TASK REQUIREMENTS – Below are records; report how many of their lines contain the word "this", giving only the number.

MATERIAL FOR THE TASK –

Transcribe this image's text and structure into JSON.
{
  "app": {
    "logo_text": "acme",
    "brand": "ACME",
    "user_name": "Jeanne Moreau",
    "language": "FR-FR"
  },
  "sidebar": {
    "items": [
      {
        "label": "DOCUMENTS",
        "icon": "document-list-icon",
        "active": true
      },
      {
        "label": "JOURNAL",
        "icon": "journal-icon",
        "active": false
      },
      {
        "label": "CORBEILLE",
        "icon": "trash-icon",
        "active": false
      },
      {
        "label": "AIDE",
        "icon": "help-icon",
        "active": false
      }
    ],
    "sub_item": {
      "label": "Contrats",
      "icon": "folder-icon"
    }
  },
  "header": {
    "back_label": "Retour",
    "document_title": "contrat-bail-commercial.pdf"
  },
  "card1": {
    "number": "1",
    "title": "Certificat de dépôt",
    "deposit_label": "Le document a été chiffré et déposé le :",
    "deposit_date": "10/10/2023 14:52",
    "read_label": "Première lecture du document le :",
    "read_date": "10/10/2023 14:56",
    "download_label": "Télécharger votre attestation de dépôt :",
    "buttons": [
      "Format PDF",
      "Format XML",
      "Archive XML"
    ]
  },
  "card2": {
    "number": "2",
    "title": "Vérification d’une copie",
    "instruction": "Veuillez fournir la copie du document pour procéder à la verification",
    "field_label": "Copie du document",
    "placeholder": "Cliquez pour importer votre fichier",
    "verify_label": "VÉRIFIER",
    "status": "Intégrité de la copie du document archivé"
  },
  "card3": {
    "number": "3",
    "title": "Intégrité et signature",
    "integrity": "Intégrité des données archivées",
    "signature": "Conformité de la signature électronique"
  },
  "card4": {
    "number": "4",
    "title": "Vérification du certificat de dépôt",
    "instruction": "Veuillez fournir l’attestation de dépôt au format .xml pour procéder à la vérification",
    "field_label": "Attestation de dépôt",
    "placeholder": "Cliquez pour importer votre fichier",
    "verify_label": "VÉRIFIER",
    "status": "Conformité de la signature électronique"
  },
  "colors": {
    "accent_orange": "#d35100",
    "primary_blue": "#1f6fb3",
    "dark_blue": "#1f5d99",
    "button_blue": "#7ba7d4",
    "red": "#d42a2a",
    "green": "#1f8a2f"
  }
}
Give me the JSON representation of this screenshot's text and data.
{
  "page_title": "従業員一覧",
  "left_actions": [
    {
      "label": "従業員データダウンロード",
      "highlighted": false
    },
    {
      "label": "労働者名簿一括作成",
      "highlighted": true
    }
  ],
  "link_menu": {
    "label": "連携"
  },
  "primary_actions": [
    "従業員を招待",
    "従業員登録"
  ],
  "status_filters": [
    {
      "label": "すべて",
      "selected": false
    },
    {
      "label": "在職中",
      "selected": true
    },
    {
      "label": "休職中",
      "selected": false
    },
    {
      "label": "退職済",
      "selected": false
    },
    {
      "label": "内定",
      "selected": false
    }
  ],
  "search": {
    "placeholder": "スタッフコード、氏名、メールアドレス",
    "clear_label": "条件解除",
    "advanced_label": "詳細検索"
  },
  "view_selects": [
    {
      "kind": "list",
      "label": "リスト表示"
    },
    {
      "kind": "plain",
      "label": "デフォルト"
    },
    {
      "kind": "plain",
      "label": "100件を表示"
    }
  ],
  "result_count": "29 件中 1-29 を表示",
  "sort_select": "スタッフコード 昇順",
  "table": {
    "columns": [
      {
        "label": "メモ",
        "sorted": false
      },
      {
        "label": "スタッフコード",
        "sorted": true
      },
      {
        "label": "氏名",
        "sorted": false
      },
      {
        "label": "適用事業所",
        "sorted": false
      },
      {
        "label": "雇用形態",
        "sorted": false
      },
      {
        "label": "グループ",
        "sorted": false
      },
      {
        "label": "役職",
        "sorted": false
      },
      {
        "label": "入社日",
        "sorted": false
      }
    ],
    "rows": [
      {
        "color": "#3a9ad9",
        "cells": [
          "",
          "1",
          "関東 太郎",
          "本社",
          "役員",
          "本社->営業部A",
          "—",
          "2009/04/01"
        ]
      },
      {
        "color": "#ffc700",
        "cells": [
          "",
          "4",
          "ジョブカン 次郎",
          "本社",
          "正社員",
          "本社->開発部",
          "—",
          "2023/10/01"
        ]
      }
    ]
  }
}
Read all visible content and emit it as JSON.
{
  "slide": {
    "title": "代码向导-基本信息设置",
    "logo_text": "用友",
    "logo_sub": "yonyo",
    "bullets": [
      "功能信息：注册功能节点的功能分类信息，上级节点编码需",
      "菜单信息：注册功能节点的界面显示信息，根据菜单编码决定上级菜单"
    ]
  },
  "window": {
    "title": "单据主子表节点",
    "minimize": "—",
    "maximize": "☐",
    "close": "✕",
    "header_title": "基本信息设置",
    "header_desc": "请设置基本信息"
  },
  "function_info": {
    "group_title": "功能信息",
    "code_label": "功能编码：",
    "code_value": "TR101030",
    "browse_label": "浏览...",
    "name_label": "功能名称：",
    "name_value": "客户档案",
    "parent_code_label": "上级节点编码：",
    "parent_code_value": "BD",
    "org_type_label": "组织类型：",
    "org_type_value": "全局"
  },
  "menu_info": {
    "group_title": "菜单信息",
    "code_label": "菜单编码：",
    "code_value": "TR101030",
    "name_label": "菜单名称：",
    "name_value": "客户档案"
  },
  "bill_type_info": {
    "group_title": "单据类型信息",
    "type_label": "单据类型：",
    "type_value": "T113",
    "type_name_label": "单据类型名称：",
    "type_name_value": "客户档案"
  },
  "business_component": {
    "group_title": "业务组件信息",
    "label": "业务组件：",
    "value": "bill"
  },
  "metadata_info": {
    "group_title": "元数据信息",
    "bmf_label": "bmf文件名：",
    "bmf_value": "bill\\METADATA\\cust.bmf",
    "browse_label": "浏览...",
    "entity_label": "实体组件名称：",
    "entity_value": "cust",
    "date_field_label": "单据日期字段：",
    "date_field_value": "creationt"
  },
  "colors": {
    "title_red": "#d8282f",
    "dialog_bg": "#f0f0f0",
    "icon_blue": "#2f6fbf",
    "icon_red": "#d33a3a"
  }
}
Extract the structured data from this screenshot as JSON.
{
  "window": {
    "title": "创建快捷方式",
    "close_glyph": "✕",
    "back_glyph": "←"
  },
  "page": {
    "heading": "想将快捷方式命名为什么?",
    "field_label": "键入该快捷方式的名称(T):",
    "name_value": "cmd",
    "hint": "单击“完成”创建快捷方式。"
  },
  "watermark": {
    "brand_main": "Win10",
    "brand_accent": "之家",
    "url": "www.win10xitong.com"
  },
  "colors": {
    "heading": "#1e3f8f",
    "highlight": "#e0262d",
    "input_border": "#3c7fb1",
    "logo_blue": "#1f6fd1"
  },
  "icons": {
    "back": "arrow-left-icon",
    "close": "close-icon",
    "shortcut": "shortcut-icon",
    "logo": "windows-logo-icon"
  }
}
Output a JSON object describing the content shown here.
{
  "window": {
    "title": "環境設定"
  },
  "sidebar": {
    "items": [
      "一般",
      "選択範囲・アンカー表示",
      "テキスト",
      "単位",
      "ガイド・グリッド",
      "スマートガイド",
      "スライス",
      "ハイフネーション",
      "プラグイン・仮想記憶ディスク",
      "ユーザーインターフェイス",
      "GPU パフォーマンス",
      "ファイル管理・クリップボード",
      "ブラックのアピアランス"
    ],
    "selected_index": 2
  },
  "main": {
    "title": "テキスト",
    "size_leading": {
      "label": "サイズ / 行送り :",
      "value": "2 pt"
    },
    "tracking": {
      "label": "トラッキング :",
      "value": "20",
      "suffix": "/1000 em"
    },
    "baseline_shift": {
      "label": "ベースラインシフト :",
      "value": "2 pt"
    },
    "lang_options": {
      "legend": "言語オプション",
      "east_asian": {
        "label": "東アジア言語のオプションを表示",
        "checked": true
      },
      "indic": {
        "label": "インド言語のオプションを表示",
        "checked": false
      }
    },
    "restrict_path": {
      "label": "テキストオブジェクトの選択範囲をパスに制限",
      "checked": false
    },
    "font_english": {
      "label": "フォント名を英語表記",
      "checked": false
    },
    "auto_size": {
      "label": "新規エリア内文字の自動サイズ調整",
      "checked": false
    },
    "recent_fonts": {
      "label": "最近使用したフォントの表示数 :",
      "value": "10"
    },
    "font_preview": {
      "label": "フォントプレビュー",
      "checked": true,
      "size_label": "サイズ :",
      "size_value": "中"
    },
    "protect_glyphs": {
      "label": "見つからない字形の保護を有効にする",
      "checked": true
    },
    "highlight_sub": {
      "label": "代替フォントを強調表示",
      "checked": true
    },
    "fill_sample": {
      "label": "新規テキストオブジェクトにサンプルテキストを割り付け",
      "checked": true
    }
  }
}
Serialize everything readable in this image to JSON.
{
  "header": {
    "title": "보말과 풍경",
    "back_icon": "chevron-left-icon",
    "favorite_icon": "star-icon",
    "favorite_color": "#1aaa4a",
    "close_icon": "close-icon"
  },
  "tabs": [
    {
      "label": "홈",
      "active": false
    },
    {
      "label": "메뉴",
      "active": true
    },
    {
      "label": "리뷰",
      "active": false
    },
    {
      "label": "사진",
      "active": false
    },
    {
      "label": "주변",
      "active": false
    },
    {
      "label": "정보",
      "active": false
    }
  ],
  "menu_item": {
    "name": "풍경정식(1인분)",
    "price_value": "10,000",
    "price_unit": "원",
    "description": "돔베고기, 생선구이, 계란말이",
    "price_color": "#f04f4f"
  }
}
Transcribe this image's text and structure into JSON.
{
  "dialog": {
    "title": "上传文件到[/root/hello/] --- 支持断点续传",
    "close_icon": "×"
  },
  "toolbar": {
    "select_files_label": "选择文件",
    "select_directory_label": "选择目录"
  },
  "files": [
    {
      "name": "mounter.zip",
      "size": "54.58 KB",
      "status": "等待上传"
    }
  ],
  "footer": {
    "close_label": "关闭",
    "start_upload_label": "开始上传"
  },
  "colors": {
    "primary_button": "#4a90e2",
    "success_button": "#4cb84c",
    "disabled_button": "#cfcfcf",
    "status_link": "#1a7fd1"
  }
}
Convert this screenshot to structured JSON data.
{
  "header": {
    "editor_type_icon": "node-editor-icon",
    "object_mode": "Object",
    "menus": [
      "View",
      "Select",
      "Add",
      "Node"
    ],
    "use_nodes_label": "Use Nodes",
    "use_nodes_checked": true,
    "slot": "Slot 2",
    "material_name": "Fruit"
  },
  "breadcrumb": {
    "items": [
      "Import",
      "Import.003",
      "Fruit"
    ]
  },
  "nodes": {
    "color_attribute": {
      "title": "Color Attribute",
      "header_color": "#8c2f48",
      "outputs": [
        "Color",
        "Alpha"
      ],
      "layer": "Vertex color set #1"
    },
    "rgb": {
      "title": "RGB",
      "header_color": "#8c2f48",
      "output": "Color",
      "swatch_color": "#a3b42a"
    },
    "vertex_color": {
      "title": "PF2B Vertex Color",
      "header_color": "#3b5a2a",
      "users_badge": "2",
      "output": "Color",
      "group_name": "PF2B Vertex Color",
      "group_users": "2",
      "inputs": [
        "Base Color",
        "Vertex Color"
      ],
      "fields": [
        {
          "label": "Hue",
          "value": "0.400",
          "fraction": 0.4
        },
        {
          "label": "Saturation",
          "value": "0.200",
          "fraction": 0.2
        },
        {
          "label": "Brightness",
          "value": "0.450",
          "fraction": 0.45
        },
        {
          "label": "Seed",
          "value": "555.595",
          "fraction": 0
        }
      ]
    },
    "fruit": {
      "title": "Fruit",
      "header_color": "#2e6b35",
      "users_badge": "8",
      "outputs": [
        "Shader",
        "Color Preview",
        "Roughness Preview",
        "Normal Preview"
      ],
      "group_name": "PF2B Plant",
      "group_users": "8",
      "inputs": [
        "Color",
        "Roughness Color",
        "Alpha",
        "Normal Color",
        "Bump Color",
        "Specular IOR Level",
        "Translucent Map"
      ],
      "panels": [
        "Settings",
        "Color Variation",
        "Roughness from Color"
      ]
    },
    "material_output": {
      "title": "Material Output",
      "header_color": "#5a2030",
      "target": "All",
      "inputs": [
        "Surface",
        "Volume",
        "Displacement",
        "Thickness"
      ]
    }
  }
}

SOLVED EXERCISE – 6